I’m in her world! But where am I? And where is Marielle?

I peer around the small expanse, limited by the hard substance above my head. To my right is a faint light. Rubbing my head, I fly toward it and meet a cloud of something gray and fuzzy. Shrieking, I try to brush it away, but it clings to my dress. At least it doesn’t seem malevolent, just . . . disgusting.

I continue scraping it away the best I can and glance around. More gray fuzz lingers to my left, but I can easily avoid that. My fingers brush something hard on my dress, and I yank on it unsuccessfully, then realize it’s the anchor. I gently finger the glowing green strand. I’ll come back to you, Lysander.

Oh, why am I delaying? Marielle needs me! I can almost hear her voice crying my name.

Read More »

Shadow Wolf: Part 3

If you start during this part of the story, you will be thoroughly lost. My recommendation is to read Parts 1 (here) and 2 (here) before starting this segment. “Shadow Wolf” is based on a writing prompt posted by Intuitive Writing Guide:

“What big teeth you have, Grandmother!”

“All the better to––”

“Eat me with?”

“I was hoping you wouldn’t notice.”

“Yeahhh, I’m not sure why you thought that would work.”

~ Mirriam Neal

Without further ado, here is Part 3!


Marielle

I see gray. Lots and lots of gray. Oh, and that gray’s darker! It’s like a big ol’ shadow––wait, nope, there are lots and lots of shadows, comin’ toward me. I step back, but they’re behind me, too. I shriek. My head hurts.

A shadow touches me. It’s all slick and nasty, leaving a wet, dark stain. Then all the others think they can do it too, and they start squishin’ me. I wail, trying to twist away, but the shadows keep coming. I can’t see! I hate these shadows!

Mommy? Daddy? Stella?

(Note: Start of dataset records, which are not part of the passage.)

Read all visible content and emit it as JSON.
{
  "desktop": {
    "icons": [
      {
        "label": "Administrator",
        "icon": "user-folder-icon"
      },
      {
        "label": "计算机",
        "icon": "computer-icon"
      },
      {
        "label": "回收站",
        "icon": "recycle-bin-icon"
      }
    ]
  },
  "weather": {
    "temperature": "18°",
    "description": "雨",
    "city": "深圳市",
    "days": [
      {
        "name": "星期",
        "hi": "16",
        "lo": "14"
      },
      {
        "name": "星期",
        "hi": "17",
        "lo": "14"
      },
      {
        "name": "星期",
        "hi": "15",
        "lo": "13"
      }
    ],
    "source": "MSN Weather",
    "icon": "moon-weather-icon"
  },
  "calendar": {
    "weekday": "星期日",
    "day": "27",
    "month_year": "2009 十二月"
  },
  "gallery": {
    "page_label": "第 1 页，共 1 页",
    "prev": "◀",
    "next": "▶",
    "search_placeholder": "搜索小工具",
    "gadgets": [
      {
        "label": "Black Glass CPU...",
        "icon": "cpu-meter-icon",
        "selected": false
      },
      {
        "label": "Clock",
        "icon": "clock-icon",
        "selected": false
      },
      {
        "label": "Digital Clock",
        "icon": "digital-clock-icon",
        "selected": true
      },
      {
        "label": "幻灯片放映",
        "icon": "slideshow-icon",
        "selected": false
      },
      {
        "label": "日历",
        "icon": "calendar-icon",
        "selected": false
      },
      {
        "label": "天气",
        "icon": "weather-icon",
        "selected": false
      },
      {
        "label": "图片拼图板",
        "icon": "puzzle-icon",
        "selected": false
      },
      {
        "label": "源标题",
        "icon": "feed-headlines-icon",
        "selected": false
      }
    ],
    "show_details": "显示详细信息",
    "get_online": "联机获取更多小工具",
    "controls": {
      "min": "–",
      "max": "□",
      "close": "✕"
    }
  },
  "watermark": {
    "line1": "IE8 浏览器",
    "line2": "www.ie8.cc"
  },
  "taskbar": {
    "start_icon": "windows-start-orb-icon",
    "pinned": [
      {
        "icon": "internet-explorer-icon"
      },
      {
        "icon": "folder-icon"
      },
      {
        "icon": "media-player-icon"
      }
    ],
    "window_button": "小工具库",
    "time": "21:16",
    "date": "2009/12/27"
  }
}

Then, there, a bigger shadow––big and wolfish, but not wolfish like Daddy. Daddy’s a fun wolf. This is a mean wolf; I can tell. It’s got a hole in its head that I think is its mouth, and now that it’s comin’ closer, I can see two lil holes for eyes.

I don’t want it to come closer. I want it to go away and stay away. I wish I was at home or in Endellion or somewhere other than this nasty, awful shadow place.

Read More »